The uninsured rate in the US dropped to its lowest level ever last year – 9.1% to be exact. But that drop in the uninsured rate hasn’t been equally felt across the country, and data recently released from the Census Bureau shows us why and a potential obvious solution to decreasing that rate even more.
When the Affordable Care Act was passed, it originally called for an expansion of Medicaid eligibility to all people who make up to 138% of the poverty level; however, the Supreme Court ruled that the forcing states to comply with the Medicaid expansion amounted to coercion – which is unconstitutional – and allowed the states to opt out. To date, 31 states have chosen to expand eligibility, most recently Louisiana. But that leaves 19 states that haven’t expanded, leaving a “coverage gap” in the 19 states where poor people are not eligible for Medicaid or for receiving subsidies for private health insurance available on the insurance exchanges.
It comes as no surprise then that, on average, the uninsured rate in states that haven’t expanded Medicaid is higher than in those that have.

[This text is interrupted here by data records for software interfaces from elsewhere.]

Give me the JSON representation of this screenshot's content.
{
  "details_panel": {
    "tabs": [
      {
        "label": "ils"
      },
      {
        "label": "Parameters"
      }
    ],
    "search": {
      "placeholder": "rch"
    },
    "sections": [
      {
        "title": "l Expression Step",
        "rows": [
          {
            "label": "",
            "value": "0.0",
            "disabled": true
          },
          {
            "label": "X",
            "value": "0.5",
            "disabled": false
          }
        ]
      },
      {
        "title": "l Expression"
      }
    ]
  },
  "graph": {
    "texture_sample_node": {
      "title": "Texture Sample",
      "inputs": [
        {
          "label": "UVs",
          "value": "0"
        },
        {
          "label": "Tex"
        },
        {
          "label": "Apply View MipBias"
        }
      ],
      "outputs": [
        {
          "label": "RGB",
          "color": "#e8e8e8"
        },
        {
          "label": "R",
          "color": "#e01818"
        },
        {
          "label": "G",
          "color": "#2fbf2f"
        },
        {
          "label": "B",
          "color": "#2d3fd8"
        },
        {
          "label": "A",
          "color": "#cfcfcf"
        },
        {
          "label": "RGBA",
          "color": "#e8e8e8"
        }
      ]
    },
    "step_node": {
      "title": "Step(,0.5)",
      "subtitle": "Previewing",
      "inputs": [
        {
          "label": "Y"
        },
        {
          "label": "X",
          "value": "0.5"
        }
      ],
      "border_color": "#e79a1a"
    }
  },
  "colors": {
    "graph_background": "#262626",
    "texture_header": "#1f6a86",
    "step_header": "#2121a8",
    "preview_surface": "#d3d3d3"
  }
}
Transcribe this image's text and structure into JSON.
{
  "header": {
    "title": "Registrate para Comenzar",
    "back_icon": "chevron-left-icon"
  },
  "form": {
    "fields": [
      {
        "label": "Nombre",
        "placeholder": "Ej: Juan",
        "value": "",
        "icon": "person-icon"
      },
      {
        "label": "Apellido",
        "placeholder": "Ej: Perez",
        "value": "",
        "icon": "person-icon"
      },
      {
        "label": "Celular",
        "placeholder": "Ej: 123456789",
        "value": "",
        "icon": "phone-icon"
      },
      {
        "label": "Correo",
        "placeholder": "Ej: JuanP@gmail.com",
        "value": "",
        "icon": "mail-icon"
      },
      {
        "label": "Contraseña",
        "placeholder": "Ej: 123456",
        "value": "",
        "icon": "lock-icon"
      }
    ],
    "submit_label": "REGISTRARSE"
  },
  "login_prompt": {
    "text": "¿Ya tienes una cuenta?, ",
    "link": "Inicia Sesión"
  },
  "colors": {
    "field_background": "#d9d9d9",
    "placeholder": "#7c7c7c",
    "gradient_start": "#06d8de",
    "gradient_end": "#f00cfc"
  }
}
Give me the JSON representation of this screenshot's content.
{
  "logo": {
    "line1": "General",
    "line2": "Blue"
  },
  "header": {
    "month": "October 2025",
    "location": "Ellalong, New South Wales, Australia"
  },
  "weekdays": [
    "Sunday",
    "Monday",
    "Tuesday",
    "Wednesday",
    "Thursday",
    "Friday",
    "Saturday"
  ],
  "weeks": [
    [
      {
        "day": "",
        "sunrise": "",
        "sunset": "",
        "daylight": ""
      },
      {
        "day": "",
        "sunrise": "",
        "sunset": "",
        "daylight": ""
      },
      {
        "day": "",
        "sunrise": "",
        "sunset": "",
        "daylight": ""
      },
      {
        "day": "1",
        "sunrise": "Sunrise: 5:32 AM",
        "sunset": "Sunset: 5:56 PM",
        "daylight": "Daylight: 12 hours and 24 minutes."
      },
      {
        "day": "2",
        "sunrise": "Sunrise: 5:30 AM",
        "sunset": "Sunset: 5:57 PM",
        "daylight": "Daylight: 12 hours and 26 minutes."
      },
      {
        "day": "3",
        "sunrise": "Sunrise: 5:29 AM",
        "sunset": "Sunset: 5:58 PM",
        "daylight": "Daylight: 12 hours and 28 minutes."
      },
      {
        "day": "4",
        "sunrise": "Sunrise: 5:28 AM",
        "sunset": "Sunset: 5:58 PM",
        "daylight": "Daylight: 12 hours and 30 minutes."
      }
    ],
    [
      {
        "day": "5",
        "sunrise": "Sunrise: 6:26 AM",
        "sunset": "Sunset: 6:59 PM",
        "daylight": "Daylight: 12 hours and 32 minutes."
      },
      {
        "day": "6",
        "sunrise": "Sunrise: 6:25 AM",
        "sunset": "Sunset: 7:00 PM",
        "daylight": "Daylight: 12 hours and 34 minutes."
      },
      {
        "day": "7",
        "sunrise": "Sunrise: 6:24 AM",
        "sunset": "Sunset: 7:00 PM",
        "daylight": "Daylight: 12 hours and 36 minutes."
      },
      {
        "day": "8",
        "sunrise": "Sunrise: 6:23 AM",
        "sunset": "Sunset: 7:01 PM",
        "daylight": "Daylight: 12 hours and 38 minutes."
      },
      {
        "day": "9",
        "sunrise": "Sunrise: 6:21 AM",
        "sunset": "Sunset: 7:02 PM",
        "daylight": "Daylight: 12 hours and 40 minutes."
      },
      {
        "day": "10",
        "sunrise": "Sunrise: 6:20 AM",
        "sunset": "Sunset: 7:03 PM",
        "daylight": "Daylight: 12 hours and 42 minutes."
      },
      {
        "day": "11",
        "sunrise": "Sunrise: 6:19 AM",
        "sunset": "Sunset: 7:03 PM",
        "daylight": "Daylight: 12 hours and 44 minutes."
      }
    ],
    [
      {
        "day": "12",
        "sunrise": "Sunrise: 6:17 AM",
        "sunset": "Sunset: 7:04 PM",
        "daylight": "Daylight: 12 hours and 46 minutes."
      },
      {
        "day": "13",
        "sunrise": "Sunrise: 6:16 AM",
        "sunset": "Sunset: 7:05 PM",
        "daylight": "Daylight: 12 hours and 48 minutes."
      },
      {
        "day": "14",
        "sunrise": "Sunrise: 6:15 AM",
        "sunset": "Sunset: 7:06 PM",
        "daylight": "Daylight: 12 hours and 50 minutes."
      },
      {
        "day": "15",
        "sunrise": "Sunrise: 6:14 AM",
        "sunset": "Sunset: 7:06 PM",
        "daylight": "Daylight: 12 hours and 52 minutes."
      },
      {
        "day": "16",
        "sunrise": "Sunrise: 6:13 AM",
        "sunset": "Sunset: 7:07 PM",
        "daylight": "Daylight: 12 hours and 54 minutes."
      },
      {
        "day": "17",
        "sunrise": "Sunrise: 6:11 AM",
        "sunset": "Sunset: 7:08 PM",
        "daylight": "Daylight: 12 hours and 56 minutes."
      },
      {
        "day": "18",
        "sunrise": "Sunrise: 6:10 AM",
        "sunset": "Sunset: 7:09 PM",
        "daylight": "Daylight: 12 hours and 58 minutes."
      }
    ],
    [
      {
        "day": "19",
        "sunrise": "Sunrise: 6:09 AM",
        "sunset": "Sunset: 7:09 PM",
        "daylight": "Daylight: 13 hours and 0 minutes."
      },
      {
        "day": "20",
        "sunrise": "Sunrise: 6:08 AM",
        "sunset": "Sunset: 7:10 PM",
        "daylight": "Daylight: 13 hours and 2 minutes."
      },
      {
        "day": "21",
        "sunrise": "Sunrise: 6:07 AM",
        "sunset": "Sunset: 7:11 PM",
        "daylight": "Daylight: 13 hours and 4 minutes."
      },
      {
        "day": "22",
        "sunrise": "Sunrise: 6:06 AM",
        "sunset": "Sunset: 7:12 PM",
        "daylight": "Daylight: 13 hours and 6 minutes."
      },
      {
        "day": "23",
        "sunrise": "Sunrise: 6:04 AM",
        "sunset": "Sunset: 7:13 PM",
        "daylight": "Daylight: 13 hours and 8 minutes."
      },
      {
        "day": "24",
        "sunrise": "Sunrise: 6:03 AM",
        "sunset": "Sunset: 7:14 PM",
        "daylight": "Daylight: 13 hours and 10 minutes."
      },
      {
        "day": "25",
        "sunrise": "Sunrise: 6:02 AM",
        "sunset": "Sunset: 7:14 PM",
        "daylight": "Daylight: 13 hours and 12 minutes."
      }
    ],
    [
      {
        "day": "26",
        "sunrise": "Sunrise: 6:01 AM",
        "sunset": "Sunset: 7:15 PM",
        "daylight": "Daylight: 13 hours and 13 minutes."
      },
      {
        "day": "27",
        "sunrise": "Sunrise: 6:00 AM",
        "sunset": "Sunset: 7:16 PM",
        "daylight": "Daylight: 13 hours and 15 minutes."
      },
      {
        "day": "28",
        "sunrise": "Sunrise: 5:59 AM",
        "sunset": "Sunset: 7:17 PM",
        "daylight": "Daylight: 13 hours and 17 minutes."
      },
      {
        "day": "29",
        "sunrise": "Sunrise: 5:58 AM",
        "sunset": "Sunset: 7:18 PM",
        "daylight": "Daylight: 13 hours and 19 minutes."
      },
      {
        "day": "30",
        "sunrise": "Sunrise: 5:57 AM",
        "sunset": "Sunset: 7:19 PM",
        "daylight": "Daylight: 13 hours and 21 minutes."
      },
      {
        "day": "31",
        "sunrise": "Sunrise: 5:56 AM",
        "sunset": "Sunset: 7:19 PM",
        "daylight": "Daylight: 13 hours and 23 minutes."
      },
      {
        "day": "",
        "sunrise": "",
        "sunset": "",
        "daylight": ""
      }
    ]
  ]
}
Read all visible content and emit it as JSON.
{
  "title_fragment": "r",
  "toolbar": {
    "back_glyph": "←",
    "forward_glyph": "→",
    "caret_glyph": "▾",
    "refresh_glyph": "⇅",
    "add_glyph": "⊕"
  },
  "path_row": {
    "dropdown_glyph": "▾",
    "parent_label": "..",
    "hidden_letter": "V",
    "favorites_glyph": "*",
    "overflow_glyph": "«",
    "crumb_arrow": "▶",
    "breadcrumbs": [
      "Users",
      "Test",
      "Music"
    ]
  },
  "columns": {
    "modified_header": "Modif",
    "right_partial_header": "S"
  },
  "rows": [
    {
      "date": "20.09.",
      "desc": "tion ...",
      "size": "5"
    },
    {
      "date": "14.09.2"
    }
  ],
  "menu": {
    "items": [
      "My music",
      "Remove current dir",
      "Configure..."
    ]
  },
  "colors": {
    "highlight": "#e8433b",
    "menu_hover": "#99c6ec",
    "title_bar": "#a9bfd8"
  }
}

You can see the rates by state below, clearly demonstrating non-expansion states like Texas and Florida with higher uninsured rates.
So where you live really does matter when it comes to insuring your health.